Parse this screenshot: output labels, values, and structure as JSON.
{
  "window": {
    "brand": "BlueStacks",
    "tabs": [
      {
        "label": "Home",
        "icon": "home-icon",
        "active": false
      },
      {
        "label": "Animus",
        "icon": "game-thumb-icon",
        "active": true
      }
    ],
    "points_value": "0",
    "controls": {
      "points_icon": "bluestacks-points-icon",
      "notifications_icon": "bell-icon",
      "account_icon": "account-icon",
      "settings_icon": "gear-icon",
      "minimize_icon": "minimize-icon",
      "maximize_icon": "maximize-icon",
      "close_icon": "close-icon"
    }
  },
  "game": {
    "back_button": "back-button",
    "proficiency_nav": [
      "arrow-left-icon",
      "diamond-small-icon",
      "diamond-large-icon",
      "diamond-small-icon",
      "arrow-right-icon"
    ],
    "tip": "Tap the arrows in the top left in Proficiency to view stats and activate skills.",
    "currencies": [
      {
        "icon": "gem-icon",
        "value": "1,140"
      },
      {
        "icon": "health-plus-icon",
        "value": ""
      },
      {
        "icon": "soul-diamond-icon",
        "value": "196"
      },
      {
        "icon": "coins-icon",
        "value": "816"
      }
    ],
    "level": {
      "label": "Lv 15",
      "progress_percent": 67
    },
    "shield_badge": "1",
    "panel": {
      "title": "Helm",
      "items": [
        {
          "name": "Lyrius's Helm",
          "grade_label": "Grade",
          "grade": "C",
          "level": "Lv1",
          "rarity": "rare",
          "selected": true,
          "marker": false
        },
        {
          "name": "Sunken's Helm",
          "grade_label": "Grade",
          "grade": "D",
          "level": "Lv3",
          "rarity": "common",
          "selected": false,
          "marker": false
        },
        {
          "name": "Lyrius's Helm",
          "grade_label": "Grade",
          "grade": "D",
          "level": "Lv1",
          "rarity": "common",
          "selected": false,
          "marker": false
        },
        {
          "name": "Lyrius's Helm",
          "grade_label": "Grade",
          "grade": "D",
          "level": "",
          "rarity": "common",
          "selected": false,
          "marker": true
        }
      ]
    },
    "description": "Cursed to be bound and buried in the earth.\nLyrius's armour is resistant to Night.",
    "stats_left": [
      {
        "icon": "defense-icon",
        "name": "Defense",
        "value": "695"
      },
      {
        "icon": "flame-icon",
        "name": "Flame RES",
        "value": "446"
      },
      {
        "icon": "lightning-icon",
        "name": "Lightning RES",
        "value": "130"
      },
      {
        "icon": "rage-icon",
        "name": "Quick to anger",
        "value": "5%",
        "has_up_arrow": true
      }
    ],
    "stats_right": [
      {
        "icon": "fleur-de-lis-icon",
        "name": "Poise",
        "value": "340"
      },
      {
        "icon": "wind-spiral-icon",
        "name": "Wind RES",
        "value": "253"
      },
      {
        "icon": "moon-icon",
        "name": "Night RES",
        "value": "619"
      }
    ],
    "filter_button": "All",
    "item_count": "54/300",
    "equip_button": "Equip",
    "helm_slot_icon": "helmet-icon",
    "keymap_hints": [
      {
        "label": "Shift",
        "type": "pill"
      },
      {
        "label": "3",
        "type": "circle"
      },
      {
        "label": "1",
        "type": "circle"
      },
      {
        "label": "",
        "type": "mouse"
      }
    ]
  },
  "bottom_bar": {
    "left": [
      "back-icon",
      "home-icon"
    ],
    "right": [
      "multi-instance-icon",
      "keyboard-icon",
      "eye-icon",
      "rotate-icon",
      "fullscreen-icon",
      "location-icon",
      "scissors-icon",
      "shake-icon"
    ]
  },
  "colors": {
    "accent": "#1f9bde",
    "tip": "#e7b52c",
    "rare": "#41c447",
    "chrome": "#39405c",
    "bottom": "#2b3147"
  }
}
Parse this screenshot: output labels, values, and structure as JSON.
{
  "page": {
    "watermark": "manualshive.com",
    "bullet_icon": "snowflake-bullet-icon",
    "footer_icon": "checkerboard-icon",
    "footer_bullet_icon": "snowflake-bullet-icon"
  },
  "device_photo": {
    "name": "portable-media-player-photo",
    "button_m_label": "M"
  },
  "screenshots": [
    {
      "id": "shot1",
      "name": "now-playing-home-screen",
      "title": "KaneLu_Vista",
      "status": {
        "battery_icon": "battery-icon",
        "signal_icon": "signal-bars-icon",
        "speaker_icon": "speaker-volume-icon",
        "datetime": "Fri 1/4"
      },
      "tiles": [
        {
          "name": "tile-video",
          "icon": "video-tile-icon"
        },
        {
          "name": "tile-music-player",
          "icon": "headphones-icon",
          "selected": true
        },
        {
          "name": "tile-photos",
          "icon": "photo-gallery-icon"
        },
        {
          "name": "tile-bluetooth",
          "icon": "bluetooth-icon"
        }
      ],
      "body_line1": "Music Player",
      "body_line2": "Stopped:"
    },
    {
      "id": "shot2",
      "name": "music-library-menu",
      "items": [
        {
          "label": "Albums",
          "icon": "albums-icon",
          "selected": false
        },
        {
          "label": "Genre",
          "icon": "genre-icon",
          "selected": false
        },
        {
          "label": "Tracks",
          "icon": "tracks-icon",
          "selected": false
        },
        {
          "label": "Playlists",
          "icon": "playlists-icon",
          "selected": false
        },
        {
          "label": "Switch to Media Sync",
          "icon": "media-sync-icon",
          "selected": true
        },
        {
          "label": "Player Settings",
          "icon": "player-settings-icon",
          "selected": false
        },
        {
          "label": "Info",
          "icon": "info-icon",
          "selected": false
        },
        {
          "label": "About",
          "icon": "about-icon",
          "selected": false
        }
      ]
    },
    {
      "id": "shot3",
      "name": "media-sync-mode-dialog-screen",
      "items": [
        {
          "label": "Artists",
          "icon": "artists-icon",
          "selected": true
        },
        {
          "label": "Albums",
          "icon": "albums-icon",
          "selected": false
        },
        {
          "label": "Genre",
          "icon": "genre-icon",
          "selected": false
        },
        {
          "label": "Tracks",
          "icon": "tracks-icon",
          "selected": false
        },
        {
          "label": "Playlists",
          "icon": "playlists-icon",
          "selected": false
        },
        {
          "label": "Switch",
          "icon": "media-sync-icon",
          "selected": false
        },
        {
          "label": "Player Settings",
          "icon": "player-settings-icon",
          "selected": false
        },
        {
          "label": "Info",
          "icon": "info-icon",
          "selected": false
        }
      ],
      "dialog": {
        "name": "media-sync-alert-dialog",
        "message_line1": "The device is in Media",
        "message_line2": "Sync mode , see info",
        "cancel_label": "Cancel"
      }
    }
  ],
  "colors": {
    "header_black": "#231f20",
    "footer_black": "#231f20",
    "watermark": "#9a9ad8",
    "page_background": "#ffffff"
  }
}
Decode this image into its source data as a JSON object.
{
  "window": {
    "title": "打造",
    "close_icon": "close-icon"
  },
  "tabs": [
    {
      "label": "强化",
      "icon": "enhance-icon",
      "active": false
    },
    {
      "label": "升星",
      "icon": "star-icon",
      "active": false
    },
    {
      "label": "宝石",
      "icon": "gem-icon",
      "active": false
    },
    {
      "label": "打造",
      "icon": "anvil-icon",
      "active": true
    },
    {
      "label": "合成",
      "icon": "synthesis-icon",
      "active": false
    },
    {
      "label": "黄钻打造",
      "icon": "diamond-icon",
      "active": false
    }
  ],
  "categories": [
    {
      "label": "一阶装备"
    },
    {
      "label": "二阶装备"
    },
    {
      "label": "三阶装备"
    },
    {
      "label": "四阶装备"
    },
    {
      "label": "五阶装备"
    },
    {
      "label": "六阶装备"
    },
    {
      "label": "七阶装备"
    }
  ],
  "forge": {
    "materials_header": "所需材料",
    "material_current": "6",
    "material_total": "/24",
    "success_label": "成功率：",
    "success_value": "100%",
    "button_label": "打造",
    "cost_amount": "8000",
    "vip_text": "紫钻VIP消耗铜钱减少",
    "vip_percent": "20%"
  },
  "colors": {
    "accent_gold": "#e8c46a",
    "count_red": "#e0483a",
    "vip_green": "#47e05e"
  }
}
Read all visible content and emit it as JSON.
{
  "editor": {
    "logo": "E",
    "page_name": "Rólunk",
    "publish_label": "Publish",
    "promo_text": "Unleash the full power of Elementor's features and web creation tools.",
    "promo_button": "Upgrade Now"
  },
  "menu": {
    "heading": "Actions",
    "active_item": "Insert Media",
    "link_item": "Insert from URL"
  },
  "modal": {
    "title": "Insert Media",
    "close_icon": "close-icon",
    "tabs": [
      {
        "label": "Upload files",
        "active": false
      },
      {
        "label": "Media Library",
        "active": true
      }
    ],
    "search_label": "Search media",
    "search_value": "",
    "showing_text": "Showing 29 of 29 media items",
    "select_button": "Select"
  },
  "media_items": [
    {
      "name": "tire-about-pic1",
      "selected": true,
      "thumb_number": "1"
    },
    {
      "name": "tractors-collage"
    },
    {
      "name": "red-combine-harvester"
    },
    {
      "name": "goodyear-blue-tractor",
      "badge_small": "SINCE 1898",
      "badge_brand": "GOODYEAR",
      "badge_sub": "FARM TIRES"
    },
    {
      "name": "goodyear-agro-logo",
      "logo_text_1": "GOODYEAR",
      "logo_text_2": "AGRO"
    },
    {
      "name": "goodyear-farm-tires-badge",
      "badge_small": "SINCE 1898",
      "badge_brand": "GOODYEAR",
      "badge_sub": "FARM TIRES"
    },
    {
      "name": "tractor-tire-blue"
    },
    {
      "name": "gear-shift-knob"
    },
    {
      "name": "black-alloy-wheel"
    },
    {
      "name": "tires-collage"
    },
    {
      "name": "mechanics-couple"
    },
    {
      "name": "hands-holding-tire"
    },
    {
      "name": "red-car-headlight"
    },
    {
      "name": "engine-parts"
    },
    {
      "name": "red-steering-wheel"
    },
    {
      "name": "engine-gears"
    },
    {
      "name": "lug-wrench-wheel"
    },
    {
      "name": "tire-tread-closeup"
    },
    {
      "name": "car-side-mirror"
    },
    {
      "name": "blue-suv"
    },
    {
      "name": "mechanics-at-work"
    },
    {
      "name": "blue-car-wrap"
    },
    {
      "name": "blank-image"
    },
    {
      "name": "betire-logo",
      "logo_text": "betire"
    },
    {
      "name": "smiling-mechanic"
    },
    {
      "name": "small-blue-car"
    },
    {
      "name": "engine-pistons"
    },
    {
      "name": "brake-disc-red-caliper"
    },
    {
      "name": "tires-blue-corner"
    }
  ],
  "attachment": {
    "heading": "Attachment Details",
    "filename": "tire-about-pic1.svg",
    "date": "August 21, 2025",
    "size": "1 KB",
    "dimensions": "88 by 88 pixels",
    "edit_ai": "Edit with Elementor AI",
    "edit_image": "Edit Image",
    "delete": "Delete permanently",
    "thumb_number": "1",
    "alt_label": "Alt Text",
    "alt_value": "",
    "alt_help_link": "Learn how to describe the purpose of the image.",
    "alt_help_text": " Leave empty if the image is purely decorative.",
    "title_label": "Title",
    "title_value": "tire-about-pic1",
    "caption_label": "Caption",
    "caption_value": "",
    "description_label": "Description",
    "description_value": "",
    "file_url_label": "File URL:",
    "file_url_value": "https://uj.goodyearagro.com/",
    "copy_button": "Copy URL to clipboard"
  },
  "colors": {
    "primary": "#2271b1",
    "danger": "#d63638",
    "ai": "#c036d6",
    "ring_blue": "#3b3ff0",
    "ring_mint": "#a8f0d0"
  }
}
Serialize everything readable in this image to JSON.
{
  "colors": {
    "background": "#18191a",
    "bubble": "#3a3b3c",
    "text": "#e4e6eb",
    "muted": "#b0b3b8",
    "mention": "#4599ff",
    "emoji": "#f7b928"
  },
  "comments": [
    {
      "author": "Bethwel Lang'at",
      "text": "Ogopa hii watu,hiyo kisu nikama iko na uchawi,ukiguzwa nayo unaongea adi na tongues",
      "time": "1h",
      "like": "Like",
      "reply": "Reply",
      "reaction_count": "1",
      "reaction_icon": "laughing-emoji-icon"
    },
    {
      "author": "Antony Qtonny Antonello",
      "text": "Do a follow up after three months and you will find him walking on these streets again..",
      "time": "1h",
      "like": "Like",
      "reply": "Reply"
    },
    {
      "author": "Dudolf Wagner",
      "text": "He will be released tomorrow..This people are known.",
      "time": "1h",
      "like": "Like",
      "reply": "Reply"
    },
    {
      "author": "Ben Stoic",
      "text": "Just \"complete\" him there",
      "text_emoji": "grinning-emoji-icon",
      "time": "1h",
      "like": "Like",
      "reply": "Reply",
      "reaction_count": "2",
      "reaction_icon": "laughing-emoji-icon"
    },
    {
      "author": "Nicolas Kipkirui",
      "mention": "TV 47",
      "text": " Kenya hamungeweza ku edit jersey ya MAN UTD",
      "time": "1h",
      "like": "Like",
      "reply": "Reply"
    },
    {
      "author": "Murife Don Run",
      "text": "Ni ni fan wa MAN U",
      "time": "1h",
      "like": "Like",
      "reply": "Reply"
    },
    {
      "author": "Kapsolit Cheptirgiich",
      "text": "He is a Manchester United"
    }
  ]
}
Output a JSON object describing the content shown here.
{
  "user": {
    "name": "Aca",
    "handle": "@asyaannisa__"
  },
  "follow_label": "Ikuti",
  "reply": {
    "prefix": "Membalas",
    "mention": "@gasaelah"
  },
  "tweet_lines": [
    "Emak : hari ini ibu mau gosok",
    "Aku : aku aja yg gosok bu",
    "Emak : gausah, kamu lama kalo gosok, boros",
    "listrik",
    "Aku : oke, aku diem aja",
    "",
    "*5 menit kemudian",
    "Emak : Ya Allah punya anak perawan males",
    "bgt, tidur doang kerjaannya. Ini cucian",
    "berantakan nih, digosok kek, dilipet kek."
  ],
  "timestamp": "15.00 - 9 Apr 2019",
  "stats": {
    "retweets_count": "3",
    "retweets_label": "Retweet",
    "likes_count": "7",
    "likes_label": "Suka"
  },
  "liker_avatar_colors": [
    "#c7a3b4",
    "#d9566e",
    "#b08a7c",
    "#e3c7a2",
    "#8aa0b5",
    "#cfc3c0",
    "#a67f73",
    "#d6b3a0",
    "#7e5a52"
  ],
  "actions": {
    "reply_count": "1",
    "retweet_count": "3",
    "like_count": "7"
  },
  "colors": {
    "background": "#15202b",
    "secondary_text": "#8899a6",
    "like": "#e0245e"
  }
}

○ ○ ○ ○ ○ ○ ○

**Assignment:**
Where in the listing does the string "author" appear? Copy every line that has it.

**Solution to the exercise:**
      "author": "Bethwel Lang'at",
      "author": "Antony Qtonny Antonello",
      "author": "Dudolf Wagner",
      "author": "Ben Stoic",
      "author": "Nicolas Kipkirui",
      "author": "Murife Don Run",
      "author": "Kapsolit Cheptirgiich",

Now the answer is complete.